RECORDED INFORMATION

────

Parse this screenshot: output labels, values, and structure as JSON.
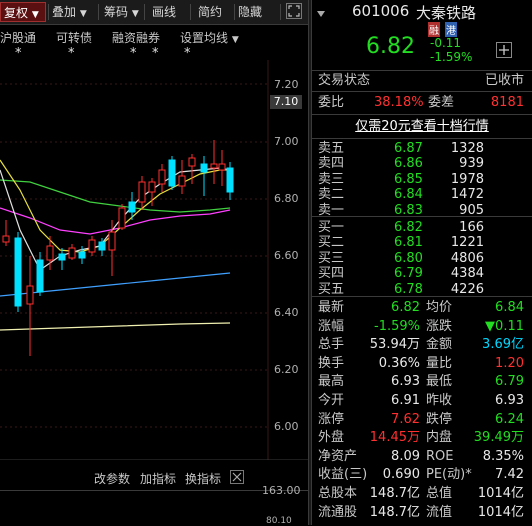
{
  "toolbar": {
    "items": [
      "复权",
      "叠加",
      "筹码",
      "画线",
      "简约",
      "隐藏"
    ],
    "selected_index": 0
  },
  "subbar": {
    "items": [
      "沪股通",
      "可转债",
      "融资融券",
      "设置均线"
    ],
    "stars": [
      "*",
      "*",
      "*",
      "*",
      "*"
    ]
  },
  "chart": {
    "price_labels": [
      "7.20",
      "7.00",
      "6.80",
      "6.60",
      "6.40",
      "6.20",
      "6.00"
    ],
    "current_price_tag": "7.10",
    "volume_labels": [
      "163.00",
      "80.10"
    ]
  },
  "bottom_bar": {
    "items": [
      "改参数",
      "加指标",
      "换指标"
    ]
  },
  "quote": {
    "code": "601006",
    "name": "大秦铁路",
    "badges": [
      "融",
      "港"
    ],
    "price": "6.82",
    "change": "-0.11",
    "change_pct": "-1.59%",
    "status_label": "交易状态",
    "status_value": "已收市",
    "weibi_label": "委比",
    "weibi_value": "38.18%",
    "weicha_label": "委差",
    "weicha_value": "8181",
    "promo": "仅需20元查看十档行情"
  },
  "order_book": {
    "asks": [
      {
        "label": "卖五",
        "price": "6.87",
        "volume": "1328"
      },
      {
        "label": "卖四",
        "price": "6.86",
        "volume": "939"
      },
      {
        "label": "卖三",
        "price": "6.85",
        "volume": "1978"
      },
      {
        "label": "卖二",
        "price": "6.84",
        "volume": "1472"
      },
      {
        "label": "卖一",
        "price": "6.83",
        "volume": "905"
      }
    ],
    "bids": [
      {
        "label": "买一",
        "price": "6.82",
        "volume": "166"
      },
      {
        "label": "买二",
        "price": "6.81",
        "volume": "1221"
      },
      {
        "label": "买三",
        "price": "6.80",
        "volume": "4806"
      },
      {
        "label": "买四",
        "price": "6.79",
        "volume": "4384"
      },
      {
        "label": "买五",
        "price": "6.78",
        "volume": "4226"
      }
    ]
  },
  "stats": [
    {
      "l1": "最新",
      "v1": "6.82",
      "c1": "green",
      "l2": "均价",
      "v2": "6.84",
      "c2": "green"
    },
    {
      "l1": "涨幅",
      "v1": "-1.59%",
      "c1": "green",
      "l2": "涨跌",
      "v2": "▼0.11",
      "c2": "green"
    },
    {
      "l1": "总手",
      "v1": "53.94万",
      "c1": "white",
      "l2": "金额",
      "v2": "3.69亿",
      "c2": "cyan"
    },
    {
      "l1": "换手",
      "v1": "0.36%",
      "c1": "white",
      "l2": "量比",
      "v2": "1.20",
      "c2": "red"
    },
    {
      "l1": "最高",
      "v1": "6.93",
      "c1": "white",
      "l2": "最低",
      "v2": "6.79",
      "c2": "green"
    },
    {
      "l1": "今开",
      "v1": "6.91",
      "c1": "white",
      "l2": "昨收",
      "v2": "6.93",
      "c2": "white"
    },
    {
      "l1": "涨停",
      "v1": "7.62",
      "c1": "red",
      "l2": "跌停",
      "v2": "6.24",
      "c2": "green"
    },
    {
      "l1": "外盘",
      "v1": "14.45万",
      "c1": "red",
      "l2": "内盘",
      "v2": "39.49万",
      "c2": "green"
    },
    {
      "l1": "净资产",
      "v1": "8.09",
      "c1": "white",
      "l2": "ROE",
      "v2": "8.35%",
      "c2": "white"
    },
    {
      "l1": "收益(三)",
      "v1": "0.690",
      "c1": "white",
      "l2": "PE(动)*",
      "v2": "7.42",
      "c2": "white"
    },
    {
      "l1": "总股本",
      "v1": "148.7亿",
      "c1": "white",
      "l2": "总值",
      "v2": "1014亿",
      "c2": "white"
    },
    {
      "l1": "流通股",
      "v1": "148.7亿",
      "c1": "white",
      "l2": "流值",
      "v2": "1014亿",
      "c2": "white"
    }
  ],
  "colors": {
    "up": "#ff3030",
    "down": "#22dd22",
    "ma5": "#e0e0e0",
    "ma10": "#e8e040",
    "ma20": "#ff40ff",
    "ma30": "#40d040",
    "ma60": "#40a0ff"
  },
  "icons": {
    "dropdown": "triangle-down-icon",
    "maximize": "maximize-icon",
    "plus": "plus-icon"
  }
}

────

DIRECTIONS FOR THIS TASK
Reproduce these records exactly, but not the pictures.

WORKED SOLUTION
Parse this screenshot: output labels, values, and structure as JSON.
{
  "toolbar": {
    "items": [
      "复权",
      "叠加",
      "筹码",
      "画线",
      "简约",
      "隐藏"
    ],
    "selected_index": 0
  },
  "subbar": {
    "items": [
      "沪股通",
      "可转债",
      "融资融券",
      "设置均线"
    ],
    "stars": [
      "*",
      "*",
      "*",
      "*",
      "*"
    ]
  },
  "chart": {
    "price_labels": [
      "7.20",
      "7.00",
      "6.80",
      "6.60",
      "6.40",
      "6.20",
      "6.00"
    ],
    "current_price_tag": "7.10",
    "volume_labels": [
      "163.00",
      "80.10"
    ]
  },
  "bottom_bar": {
    "items": [
      "改参数",
      "加指标",
      "换指标"
    ]
  },
  "quote": {
    "code": "601006",
    "name": "大秦铁路",
    "badges": [
      "融",
      "港"
    ],
    "price": "6.82",
    "change": "-0.11",
    "change_pct": "-1.59%",
    "status_label": "交易状态",
    "status_value": "已收市",
    "weibi_label": "委比",
    "weibi_value": "38.18%",
    "weicha_label": "委差",
    "weicha_value": "8181",
    "promo": "仅需20元查看十档行情"
  },
  "order_book": {
    "asks": [
      {
        "label": "卖五",
        "price": "6.87",
        "volume": "1328"
      },
      {
        "label": "卖四",
        "price": "6.86",
        "volume": "939"
      },
      {
        "label": "卖三",
        "price": "6.85",
        "volume": "1978"
      },
      {
        "label": "卖二",
        "price": "6.84",
        "volume": "1472"
      },
      {
        "label": "卖一",
        "price": "6.83",
        "volume": "905"
      }
    ],
    "bids": [
      {
        "label": "买一",
        "price": "6.82",
        "volume": "166"
      },
      {
        "label": "买二",
        "price": "6.81",
        "volume": "1221"
      },
      {
        "label": "买三",
        "price": "6.80",
        "volume": "4806"
      },
      {
        "label": "买四",
        "price": "6.79",
        "volume": "4384"
      },
      {
        "label": "买五",
        "price": "6.78",
        "volume": "4226"
      }
    ]
  },
  "stats": [
    {
      "l1": "最新",
      "v1": "6.82",
      "c1": "green",
      "l2": "均价",
      "v2": "6.84",
      "c2": "green"
    },
    {
      "l1": "涨幅",
      "v1": "-1.59%",
      "c1": "green",
      "l2": "涨跌",
      "v2": "▼0.11",
      "c2": "green"
    },
    {
      "l1": "总手",
      "v1": "53.94万",
      "c1": "white",
      "l2": "金额",
      "v2": "3.69亿",
      "c2": "cyan"
    },
    {
      "l1": "换手",
      "v1": "0.36%",
      "c1": "white",
      "l2": "量比",
      "v2": "1.20",
      "c2": "red"
    },
    {
      "l1": "最高",
      "v1": "6.93",
      "c1": "white",
      "l2": "最低",
      "v2": "6.79",
      "c2": "green"
    },
    {
      "l1": "今开",
      "v1": "6.91",
      "c1": "white",
      "l2": "昨收",
      "v2": "6.93",
      "c2": "white"
    },
    {
      "l1": "涨停",
      "v1": "7.62",
      "c1": "red",
      "l2": "跌停",
      "v2": "6.24",
      "c2": "green"
    },
    {
      "l1": "外盘",
      "v1": "14.45万",
      "c1": "red",
      "l2": "内盘",
      "v2": "39.49万",
      "c2": "green"
    },
    {
      "l1": "净资产",
      "v1": "8.09",
      "c1": "white",
      "l2": "ROE",
      "v2": "8.35%",
      "c2": "white"
    },
    {
      "l1": "收益(三)",
      "v1": "0.690",
      "c1": "white",
      "l2": "PE(动)*",
      "v2": "7.42",
      "c2": "white"
    },
    {
      "l1": "总股本",
      "v1": "148.7亿",
      "c1": "white",
      "l2": "总值",
      "v2": "1014亿",
      "c2": "white"
    },
    {
      "l1": "流通股",
      "v1": "148.7亿",
      "c1": "white",
      "l2": "流值",
      "v2": "1014亿",
      "c2": "white"
    }
  ],
  "colors": {
    "up": "#ff3030",
    "down": "#22dd22",
    "ma5": "#e0e0e0",
    "ma10": "#e8e040",
    "ma20": "#ff40ff",
    "ma30": "#40d040",
    "ma60": "#40a0ff"
  },
  "icons": {
    "dropdown": "triangle-down-icon",
    "maximize": "maximize-icon",
    "plus": "plus-icon"
  }
}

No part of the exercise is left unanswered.